//   all explicitly specify the RGB order as RGB)
// * Define DATA_PIN to the pin that data is connected to.
// * (Optional) if using software SPI for chipsets that are SPI based, define CLOCK_PIN to the clock pin
// * Compile/upload/run the sketch 

// You should see six leds on.  If the RGB ordering is correct, you should see 1 red led, 2 green 
// leds, and 3 blue leds.  If you see different colors, the count of each color tells you what the 
// position for that color in the rgb orering should be.  So, for example, if you see 1 Blue, and 2
// Red, and 3 Green leds then the rgb ordering should be BRG (Blue, Red, Green).  

// You can then test this ordering by setting the RGB ordering in the addLeds line below to the new ordering
// and it should come out correctly, 1 red, 2 green, and 3 blue.

#define NUM_LEDS 6

// Data pin that led data will be written out over
#define DATA_PIN 7
// Clock pin only needed for SPI based chipsets when not using hardware SPI
//#define CLOCK_PIN 8


void setup() {
	// sanity check delay - allows reprogramming if accidently blowing power w/leds

      // Uncomment one of the following lines for your leds arrangement.
      // FastLED.addLeds<TM1803, DATA_PIN, RGB>(leds, NUM_LEDS);
      // FastLED.addLeds<TM1804, DATA_PIN, RGB>(leds, NUM_LEDS);
      // FastLED.addLeds<TM1809, DATA_PIN, RGB>(leds, NUM_LEDS);
      // FastLED.addLeds<WS2811, DATA_PIN, RGB>(leds, NUM_LEDS);
      // FastLED.addLeds<WS2812, DATA_PIN, RGB>(leds, NUM_LEDS);
      // FastLED.addLeds<WS2812B, DATA_PIN, RGB>(leds, NUM_LEDS);
      // FastLED.addLeds<UCS1903, DATA_PIN, RGB>(leds, NUM_LEDS);

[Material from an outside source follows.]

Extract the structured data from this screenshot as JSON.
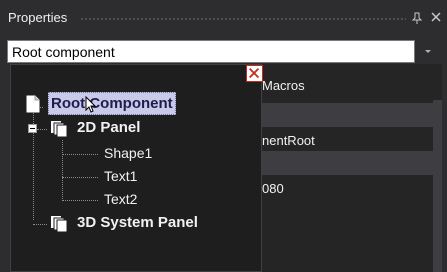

      // FastLED.addLeds<WS2801, RGB>(leds, NUM_LEDS);
      // FastLED.addLeds<SM16716, RGB>(leds, NUM_LEDS);
      // FastLED.addLeds<LPD8806, RGB>(leds, NUM_LEDS);

      // FastLED.addLeds<WS2801, DATA_PIN, CLOCK_PIN, RGB>(leds, NUM_LEDS);
      // FastLED.addLeds<SM16716, DATA_PIN, CLOCK_PIN, RGB>(leds, NUM_LEDS);
      // FastLED.addLeds<LPD8806, DATA_PIN, CLOCK_PIN, RGB>(leds, NUM_LEDS);

void loop() {
   leds[0] = CRGB::Red; 
   leds[1] = CRGB::Green;
   leds[2] = CRGB::Green;
   leds[3] = CRGB::Blue;
   leds[4] = CRGB::Blue;
   leds[5] = CRGB::Blue;;